My maternal grandmother was killed by cancer when I was 7 years old. One of the fuzzy memories I have of her sickness was playing in the back of her car and finding a some sort of prosthetic breast among the jumble of stuff in the back seat. I asked about it, and the subject was quickly changed.
That was the 1970s. Cancer was a word one never said in anything but hushed tones. It was a death sentence, and almost seemed to hold the stigma that infectious diseases have. Perhaps that’s why I have such a conflicted relationship with cancer campaigns, particularly in October.
This campaign is one of the good ones. Breast Cancer Care UK is not one asking for money for “the cure”, or even for prevention. It is simply a support network for every person facing a breast cancer diagnosis.
This campaign features three women and tells the stories of how they have overcome challenges to their self-esteem and body image following mastectomies. It isn’t “sexy” or even necessarily heroic. It is simply, beautifully, human.
Here are their stories (from the campaign site):
“My son found a lump in my breast when he was just three years old. He kept coming to me and putting his head on my right breast and stroking it. I kept thinking, ‘What are you doing?’ I had a look at my breast, thinking maybe it was something pre-menstrual. I was fit and healthy, no history of breast cancer. I was floored when I was given a breast cancer diagnosis.
That was six years ago. Now I’m comfortable in my skin. My scars, skin changes and belly fat are all part of me. This is the me that I have now, and it’s ok to be me, the way that I am. It’s been up and down, but I am so grateful that I’m still here, slightly different, slightly scarred, bruised and battered, but I’m here and I’m me, and for me that’s the big thing.”
“A year ago I went for my routine breast screening. Since I turned 50 I’ve had three or four mammograms, including a recall, and I thought nothing of it. But this time I was diagnosed with breast cancer – I had a mastectomy and chemotherapy and I’m still taking Herceptin.
I was particularly upset to lose my hair when my chemotherapy started. I’m in a lucky position that I’ve got a very supportive family – three grown up children and a husband. When my hair began to fall out in clumps, one of my sons agreed to cut it off with his clippers
My lowest point was when my eyelashes and eyebrows fell out. But my hair is starting to come back now and each month I feel better. When I’ve gone into work, colleagues have said, ‘You’re looking really good.’ That helps with my body confidence.”
“I had my first mastectomy nine years ago. Everyone asked if I’d have a breast reconstruction at the same time but the breast cancer had been aggressive and the follow-up chemotherapy was urgent. Afterwards I chose not to have the reconstruction as I just wanted to get on and live.The campaign features contributed stories from a number of other women as well, along with an invitation to share. Please do.
I wore a prosthesis for seven years but after my secondary breast cancer diagnosis I got fed up of being “uneven” and clothes not fitting. The weight of the prosthesis was also causing me pain, as the top of my back is the part that’s most damaged by the cancer, and there are damaged vertebrae where the bra strap was.
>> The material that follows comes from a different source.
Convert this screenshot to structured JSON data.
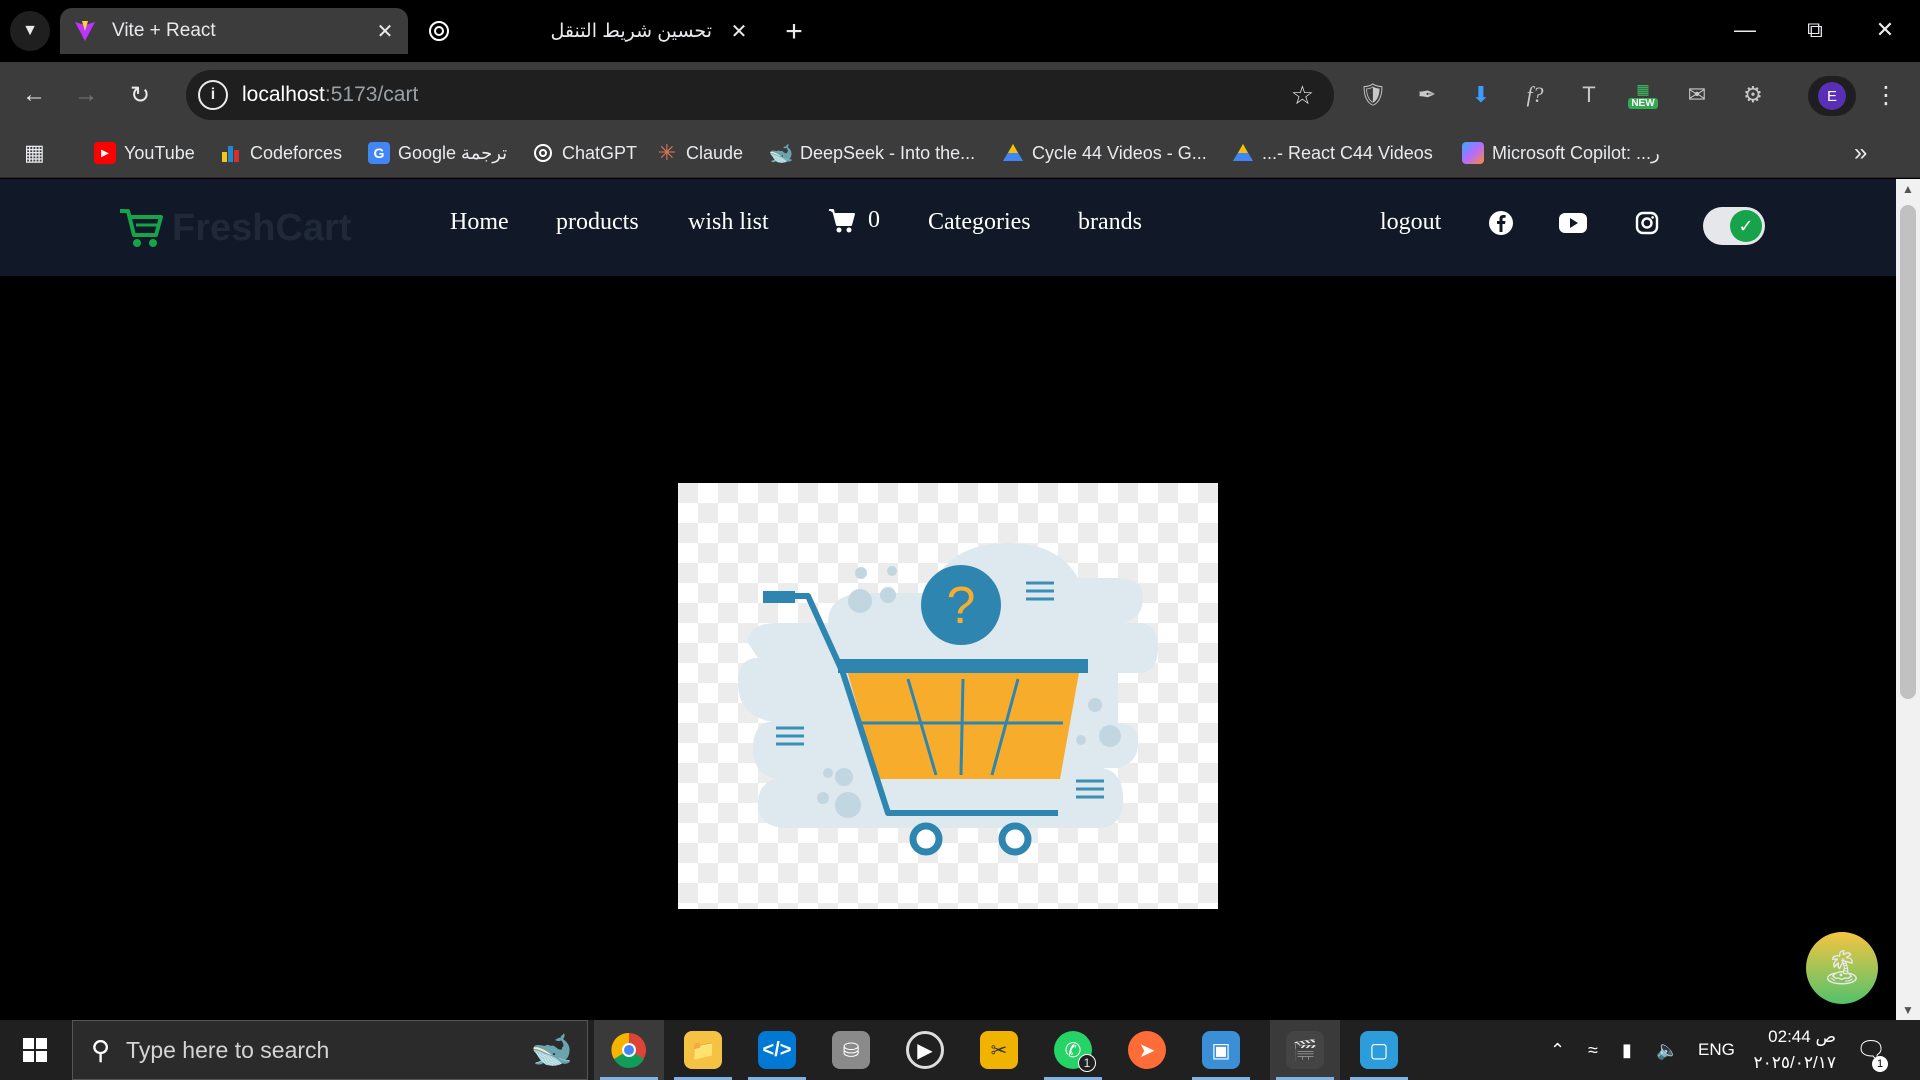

I elected to have my right breast removed eighteen months ago. Time is more precious to me now and I love not having to wear a bra and being able to wear low cut tops again. Getting my femininity back is hard but with scarves and cleverly structured tops people don’t notice I have no breasts. I’ve gone on to have my left mastectomy scar tattooed. I thought, ‘Why am I still looking at these scars every day, a constant reminder about the breasts I have lost?’ Instead I want a tattoo there, a ‘tittoo’ of an image that means so much to me so every day I smile in the mirror instead.
Being feminine is about the essence of who you are and highlighting that. It’s so much more than just a pair of boobs and we have to make the most of who we are and what we have.”